Final results are in and the pro-government National Liberation Front party has won an absolute majority in Algeria's legislative election.
The veteran National Liberation Front or FLN party, staged a stunning rebound in Thursday's parliamentary vote, capturing 199 of the 389 parliamentary seats. According to official results, announced Friday by Algerian Interior Minister Yazid Zerhouni, the other pro-government party, the National Democratic Rally, came second, with 48 seats.
Analysts say the FLN's good showing in the parliamentary vote - triple its 1997 results - reflects strong support for Algerian President Abdelaziz Bouteflika and his mandate for political change. Mr. Bouteflika has no formal party, but Prime Minister Ali Benflis belongs to the FLN.
But as expected, the rate of voter participation was low - about 46 percent officially - although observers suggest the true figure was much lower. Many Algerians expressed little interest in elections for a parliament that has little political clout.
Minister Zerhouni said a number of factors were responsible for the low turnout, including many new and relatively unknown candidates, as well as new laws that prevent proxy voting. But the interior minister was especially critical of ethnic-Berber activists in Algeria's eastern Kabylia region, who called on citizens to boycott the elections.
Mr. Zerhouni said violence in the Kabylia region had prevented many citizens from voting. He said one person had been killed Friday and three civilians injured as a result. More than 100 security personnel were also injured, he said, during clashes with Berber activists.
Nonetheless, the interior minister praised the elections as a critical step toward peaceful democratic change in Algeria following the brutal civil war of the 1990s.
Mr. Zerhouni said the vote indicated Algerians were again confident in the political process, and that the system was responsive to people's needs.
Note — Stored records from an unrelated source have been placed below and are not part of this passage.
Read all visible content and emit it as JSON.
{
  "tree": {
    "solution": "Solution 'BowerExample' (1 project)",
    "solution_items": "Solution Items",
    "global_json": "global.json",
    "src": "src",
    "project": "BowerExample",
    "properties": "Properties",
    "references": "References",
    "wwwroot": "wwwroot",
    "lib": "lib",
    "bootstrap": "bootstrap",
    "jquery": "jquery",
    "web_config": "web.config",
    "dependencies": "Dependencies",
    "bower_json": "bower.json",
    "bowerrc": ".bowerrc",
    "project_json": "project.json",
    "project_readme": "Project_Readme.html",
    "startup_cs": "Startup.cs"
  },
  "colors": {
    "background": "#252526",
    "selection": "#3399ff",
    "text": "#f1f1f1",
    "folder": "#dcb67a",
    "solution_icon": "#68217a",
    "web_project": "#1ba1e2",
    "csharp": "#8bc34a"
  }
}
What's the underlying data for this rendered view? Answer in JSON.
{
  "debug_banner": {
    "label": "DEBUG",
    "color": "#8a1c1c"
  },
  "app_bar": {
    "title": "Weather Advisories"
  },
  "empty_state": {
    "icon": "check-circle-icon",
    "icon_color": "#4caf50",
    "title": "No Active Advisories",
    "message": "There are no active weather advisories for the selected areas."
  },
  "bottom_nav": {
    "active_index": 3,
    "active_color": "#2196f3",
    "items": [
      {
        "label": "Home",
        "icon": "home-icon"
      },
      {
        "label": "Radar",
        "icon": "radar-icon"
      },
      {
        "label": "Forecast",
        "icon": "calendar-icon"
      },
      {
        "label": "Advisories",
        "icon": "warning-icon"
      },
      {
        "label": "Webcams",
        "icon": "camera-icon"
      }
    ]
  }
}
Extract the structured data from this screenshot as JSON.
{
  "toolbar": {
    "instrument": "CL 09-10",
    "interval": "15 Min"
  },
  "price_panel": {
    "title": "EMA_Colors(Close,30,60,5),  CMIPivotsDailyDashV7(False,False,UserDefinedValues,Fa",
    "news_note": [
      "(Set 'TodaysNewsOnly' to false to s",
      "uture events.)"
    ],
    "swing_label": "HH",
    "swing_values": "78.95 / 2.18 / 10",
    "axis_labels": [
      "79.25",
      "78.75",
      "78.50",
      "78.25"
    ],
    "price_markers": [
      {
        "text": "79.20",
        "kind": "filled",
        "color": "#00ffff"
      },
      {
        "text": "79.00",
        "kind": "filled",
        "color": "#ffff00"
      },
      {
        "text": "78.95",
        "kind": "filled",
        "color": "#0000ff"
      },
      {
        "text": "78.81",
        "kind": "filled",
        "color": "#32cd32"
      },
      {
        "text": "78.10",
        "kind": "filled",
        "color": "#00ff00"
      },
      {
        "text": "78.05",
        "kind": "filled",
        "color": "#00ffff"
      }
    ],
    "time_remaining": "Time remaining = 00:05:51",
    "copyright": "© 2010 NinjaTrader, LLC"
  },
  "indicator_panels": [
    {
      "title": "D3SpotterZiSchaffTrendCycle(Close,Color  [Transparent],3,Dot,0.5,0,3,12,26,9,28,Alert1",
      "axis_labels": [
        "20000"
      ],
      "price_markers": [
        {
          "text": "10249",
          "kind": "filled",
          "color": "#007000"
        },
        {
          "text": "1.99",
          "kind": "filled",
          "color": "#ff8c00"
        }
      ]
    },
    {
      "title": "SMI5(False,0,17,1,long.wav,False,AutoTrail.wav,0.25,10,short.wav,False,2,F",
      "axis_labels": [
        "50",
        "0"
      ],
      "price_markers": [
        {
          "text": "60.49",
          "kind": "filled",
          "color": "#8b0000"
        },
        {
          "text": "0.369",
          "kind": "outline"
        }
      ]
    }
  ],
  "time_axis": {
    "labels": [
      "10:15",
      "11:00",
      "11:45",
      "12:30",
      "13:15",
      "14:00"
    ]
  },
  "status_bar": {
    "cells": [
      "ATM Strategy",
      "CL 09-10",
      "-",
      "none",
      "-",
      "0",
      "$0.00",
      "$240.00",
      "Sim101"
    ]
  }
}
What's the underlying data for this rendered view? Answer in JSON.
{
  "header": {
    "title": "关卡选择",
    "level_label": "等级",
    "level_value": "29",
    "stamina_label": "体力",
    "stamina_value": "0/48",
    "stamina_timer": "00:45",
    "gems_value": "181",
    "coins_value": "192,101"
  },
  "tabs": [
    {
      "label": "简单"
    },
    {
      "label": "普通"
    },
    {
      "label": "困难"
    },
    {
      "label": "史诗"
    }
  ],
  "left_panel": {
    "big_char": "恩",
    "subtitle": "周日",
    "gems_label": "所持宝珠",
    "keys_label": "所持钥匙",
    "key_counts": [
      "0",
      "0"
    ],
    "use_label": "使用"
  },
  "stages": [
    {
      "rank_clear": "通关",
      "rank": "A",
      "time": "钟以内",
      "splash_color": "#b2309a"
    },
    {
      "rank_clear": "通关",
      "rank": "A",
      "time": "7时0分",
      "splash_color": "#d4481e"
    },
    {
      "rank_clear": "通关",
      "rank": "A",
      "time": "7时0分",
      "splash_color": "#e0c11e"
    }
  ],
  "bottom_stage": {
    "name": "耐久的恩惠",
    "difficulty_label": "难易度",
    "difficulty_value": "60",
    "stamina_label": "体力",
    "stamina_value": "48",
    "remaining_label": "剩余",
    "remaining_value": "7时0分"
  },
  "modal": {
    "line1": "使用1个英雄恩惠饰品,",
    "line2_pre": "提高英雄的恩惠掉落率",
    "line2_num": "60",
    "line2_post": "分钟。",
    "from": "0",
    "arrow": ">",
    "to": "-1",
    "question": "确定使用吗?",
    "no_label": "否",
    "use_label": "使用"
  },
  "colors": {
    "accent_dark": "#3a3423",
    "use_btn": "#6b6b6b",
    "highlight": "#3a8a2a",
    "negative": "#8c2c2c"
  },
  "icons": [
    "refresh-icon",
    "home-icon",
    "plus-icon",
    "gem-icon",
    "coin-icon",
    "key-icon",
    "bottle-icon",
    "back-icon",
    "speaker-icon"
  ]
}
There were no formal foreign observers during the vote. But European Union representatives and some foreign diplomats informally spot-checked some polling stations. One diplomat said he had not seen any irregularities, but that turnout was low.
But some parties argue the vote was not free and fair. Slimane Chenine, spokesman for the Islamist Hamas party, told VOA that massive fraud had taken place in some areas.
According to Mr. Chenine, some Hamas supporters said when they went to vote they were already listed as having voted. In other cases, he said, Hamas ballots were unavailable, or the party's candidates were not on voting lists.
One Western observer here said some smaller parties had also expressed concern about voting irregularities, particularly in the military vote and in remote areas of the country.
The interior minister, however, maintained that the vote was fair and transparent.